This particular book deals with the supporting cast of Gotham City, at least for the most part. Though this gives the book a slightly schizophrenic feel at first – and Dini sometimes does an absolutely terrible job at introducing us to some of the lesser-known members of the cast – for the most part it works out quite well, feeling in a lot of ways like the pilot to a great ensemble TV show like Freaks and Geeks in the way it jumps from characters to character, plot to plot, while maintaining an overarching theme. In this single issue we see Jim Gordon, Harley Quinn, Batman, Robin, Huge Guy I’ve Never Seen Before, Hush, and, finally, the villain of the first arc: Firefly. Many of these character narrate brief segments of the book, a standard writing device that somehow manages not to feel cluttered at all in Dini’s hands.
Nguyen does an excellent job on art, his slightly cartoony style adapting well to both the book’s darkest moments and its lightest. While there’s nothing revolutionary about the art, it’s fun, and flows just as naturally as the narration along the many winding paths the book takes, a task I would imagine to be more difficult than it sounds.
Along for the ride, for those that didn’t know, is the return of Marc Andreyko’s critically-respected Manhunter. Kate Spencer is the new D.A. of Gotham City. Her first task: tracking down who murdered the last D.A.! Andreyko is joined here by Georges Jeanty who does an excellent job (and whose art seems to fit quite well in the book with Nguyen’s) despite the extremely muted, slightly off-putting coloring.
Andreyko doesn’t have a whole lot of space here, but he makes the most of it – in a small amount of pages, he manages to explain why Kate made the decision to move to Gotham, dealt with her leaving her son, Ramsey, she met a few of Gotham’s major players, shook down a snitch, beat someone up, etc…. If all the back-ups are written so concisely and so well, this should be an immensely successful move for DC.

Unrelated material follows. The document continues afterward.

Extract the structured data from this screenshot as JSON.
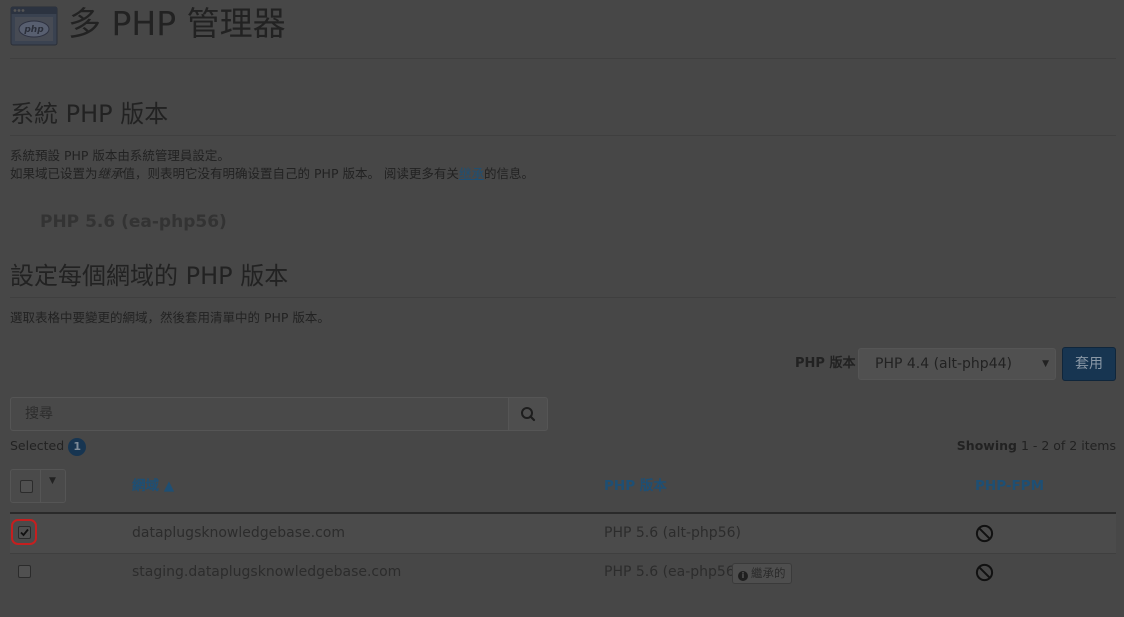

Despite the raised price tag, this is Dini, Nguyen, Andreyko and Jeanty doing some great work, and it’s worth every penny.
– Cal Cleary